The concept is also catching on around the globe.

Fifteen years ago, the Franklin Schools entered the business of training other teachers to implement the Montessori method. A few years later, Franklin’s development director, Dona Allen, developed a Web-based tracking program that eventually became available worldwide.

Unlike other styles of learning, Montessori does not believe in using report cards or other standard grading systems. But through the tracking mechanism, teachers can communicate with parents and follow their students’ progress. Allen also uses the program as a database to accumulate information from hundreds of schools about what skills students are developing at various ages.

“A newsletter is generated automatically from a teacher putting in her plan, so it’s a great communication tool,” said Allen, a former Montessori teacher. “They can present the information in a bar graph or chart. That’s the big deal — how involved parents are. You’d think from the image of Montessori sometimes that the teacher would be tied up with duct tape in a chair, but that’s not the case at all. There’s innovation but also accountability.”

The next step after the tracking system was for Franklin administrators to reach out to communities around the world and help support their Montessori programs. First on the list was Saudi Arabia, where a contact at a local school system asked Franklin staff to establish a teacher training program.

Allen said plans are in the works to provide similar assistance to schools in Israel and India and to turn the effort into a separate nonprofit venture.

The Montessori model is an ideal “portable education,” she said, noting that if a family moves from one country to another, the child can fall right in line without missing a beat of their education in the transition.

“It can be adapted culturally to fit almost any situation, from Korea to the jungles to Haiti,” Allen said. “There are Montessori schools worldwide, but it’s not everywhere and the standards are not always the same. Some are happy to meet local standards rather than Montessori standards. So that’s where we can step in.”

Over the years, both Allen and Gilder have witnessed a surge in interest and awareness of Montessori schooling as research about the unique method has increased and families have told others about their experiences.

What hasn’t changed, though, is how curious and motivated the children become, according to Allen.
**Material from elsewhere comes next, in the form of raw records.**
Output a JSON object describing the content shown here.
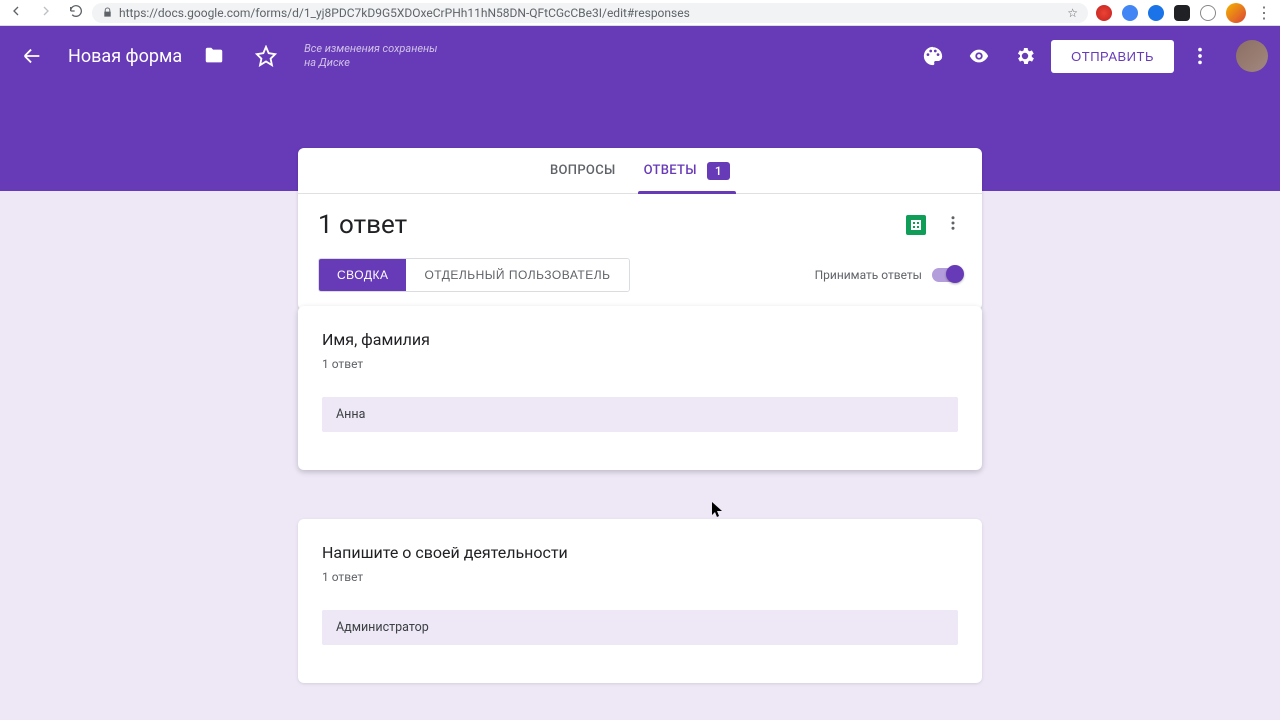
{
  "browser": {
    "url": "https://docs.google.com/forms/d/1_yj8PDC7kD9G5XDOxeCrPHh11hN58DN-QFtCGcCBe3I/edit#responses"
  },
  "header": {
    "title": "Новая форма",
    "save_status_l1": "Все изменения сохранены",
    "save_status_l2": "на Диске",
    "send_label": "ОТПРАВИТЬ"
  },
  "tabs": {
    "questions": "ВОПРОСЫ",
    "responses": "ОТВЕТЫ",
    "responses_badge": "1"
  },
  "responses": {
    "count_label": "1 ответ",
    "segments": {
      "summary": "СВОДКА",
      "individual": "ОТДЕЛЬНЫЙ ПОЛЬЗОВАТЕЛЬ"
    },
    "accepting_label": "Принимать ответы"
  },
  "questions": [
    {
      "title": "Имя, фамилия",
      "count": "1 ответ",
      "answer": "Анна"
    },
    {
      "title": "Напишите о своей деятельности",
      "count": "1 ответ",
      "answer": "Администратор"
    }
  ]
}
“There’s just a little buzz in the classroom. They’re busy, engaged, learning time management at 3 and 4 [years old],” she said. “They zip through an activity because they’re coming in with an agenda and want to finish it. They’re independent and motivated.”
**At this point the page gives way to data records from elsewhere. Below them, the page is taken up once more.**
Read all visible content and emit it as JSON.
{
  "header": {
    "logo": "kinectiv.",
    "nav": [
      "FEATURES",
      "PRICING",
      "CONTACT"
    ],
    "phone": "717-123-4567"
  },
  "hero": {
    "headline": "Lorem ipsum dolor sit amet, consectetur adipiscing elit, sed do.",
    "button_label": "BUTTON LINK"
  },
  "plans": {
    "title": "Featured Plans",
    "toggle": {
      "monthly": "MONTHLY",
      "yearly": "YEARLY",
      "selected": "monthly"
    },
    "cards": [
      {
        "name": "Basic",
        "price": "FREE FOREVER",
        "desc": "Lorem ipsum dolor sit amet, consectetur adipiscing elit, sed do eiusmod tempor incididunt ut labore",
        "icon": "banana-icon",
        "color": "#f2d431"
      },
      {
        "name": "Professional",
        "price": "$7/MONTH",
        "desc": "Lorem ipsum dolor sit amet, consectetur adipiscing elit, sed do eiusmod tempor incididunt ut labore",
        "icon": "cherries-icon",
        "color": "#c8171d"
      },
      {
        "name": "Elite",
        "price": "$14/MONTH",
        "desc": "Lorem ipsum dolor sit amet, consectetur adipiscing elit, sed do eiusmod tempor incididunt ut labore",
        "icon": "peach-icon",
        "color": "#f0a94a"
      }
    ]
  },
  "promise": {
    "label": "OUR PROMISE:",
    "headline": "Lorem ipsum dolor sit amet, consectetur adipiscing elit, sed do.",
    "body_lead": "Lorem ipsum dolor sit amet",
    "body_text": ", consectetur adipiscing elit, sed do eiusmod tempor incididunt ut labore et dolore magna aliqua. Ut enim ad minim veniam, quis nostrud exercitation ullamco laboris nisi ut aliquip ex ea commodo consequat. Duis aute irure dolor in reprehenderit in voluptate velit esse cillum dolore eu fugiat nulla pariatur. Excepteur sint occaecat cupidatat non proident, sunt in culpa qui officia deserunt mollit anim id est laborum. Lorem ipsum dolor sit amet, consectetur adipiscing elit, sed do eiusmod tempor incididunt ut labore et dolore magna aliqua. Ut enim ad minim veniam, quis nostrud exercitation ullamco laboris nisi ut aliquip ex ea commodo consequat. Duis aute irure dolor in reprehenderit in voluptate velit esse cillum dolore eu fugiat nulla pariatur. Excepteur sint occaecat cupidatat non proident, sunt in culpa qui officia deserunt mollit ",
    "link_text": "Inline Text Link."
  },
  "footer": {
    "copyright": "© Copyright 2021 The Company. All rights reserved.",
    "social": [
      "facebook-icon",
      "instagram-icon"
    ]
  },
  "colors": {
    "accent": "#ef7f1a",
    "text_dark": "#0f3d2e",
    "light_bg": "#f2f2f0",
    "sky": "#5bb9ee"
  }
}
About the Author

Dena Levitz is a contributing writer for The Washington Diplomat.

Last Edited on July 7, 2014